                    &
                    Fromages & Desserts

                    5 Replies
                    1. re: PhilD

                      Thanks for the wonderful suggestion, we'll try it another night. It is a pity we've hit the trifecta of Sunday/B'day/Veg. But since that can not be changed, the question remains, where should we go?

                      I've done some more research, perhaps you can help me choose between these:
                      - Bouillon Racine
                      - Glou
                      - La Derriere (is the food any good here or is it all just a scene?)

                      ...or suggest another spot that might be open tomorrow night.

                      Would also love a suggestion for a good bar to have a drink at. We're not smokers so we don't need to sit outside on the street somewhere.

                      1. re: syb

                        Serving inoffensive but unmemorable food, the Derriere is overpriced for what it is. You're not a smoker, but along with the ping pong table, the smoking room there is one of the few remarkable things there.

                        For a drink, and fashionable/beautiful/hip people watching you could try the La Perle in the 4th, on the street of the same name.

                        1. re: vielleanglaise

                          Thanks for your honest assessment, I'll adjust my expectations accordingly. And maybe pickup smoking and ping pong... I will report back!

                          1. re: syb

                            Le Derrière was perfectly described by vielleanglaise. The food is indeed inoffensive and unmemorable but let's say I've had worse. The fun atmosphere and boho people-watching kept us sufficiently distracted from our meals. The party of 6 next to us spent more time in the smoking room than at the table...I guess that's the best way of enjoying it.

                            Well I'm back in NY now, with a longer list of veg friendly restaurants in Paris for my next trip. Thanks for all who made suggestions and feel free to contact me if I can be of help if you're ever in NYC.

                      2. re: PhilD

                        Second Maceo.

                      3. Here's a blog post I think you'll find helpful:

                        http://www.davidlebovitz.com/2008/04/...

                        and these:

                        http://www.parisvegetarian.com/
                        http://veganparis.com/

                        2 Replies
                        1. re: menton1

                          Thanks for these links. I've already been relying heavily on David Leibowitz's site and suggestions (incl the veg link). The other two sites are a welcome addition.
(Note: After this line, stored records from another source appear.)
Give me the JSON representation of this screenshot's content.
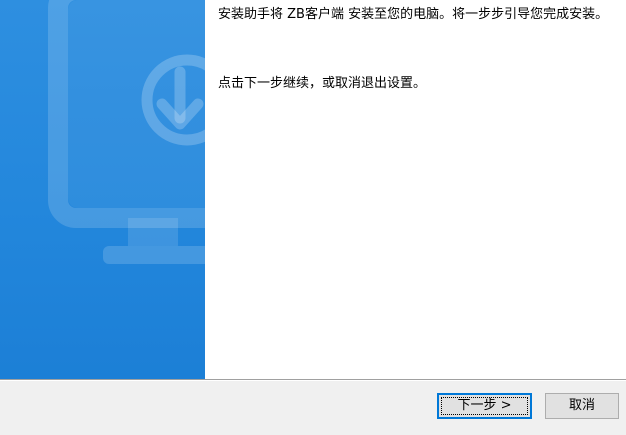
{
  "content": {
    "intro_text": "安装助手将 ZB客户端 安装至您的电脑。将一步步引导您完成安装。",
    "instruction_text": "点击下一步继续，或取消退出设置。"
  },
  "buttons": {
    "next_label": "下一步 >",
    "cancel_label": "取消"
  },
  "colors": {
    "banner_blue": "#2387dc",
    "accent_focus": "#0078d7"
  },
  "icons": {
    "banner": "monitor-download-icon"
  }
}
I was hoping there was some intelligence out there about "normal" restaurants that could accommodate vegetarians...

                          1. re: syb

                            If an avowed vegetarian simply asks that he not be served meat, fish or poultry, while not vetting that every ingredient in every dish is "meatless", he should be accommodated just about anywhere. The problem is with the kitchen mis available in a "normal" restaurant. Most would not have composed separate prep for strict vegetarians.

                            We, in fact, spent a week in Paris dining with a gentleman who ate nothing "that had ever had a face". Every kitchen provided him with interesting and delicious meatless plates. However, he was fooling himself to think that there were no meat products in his meals as he lapped up soups and sauces. .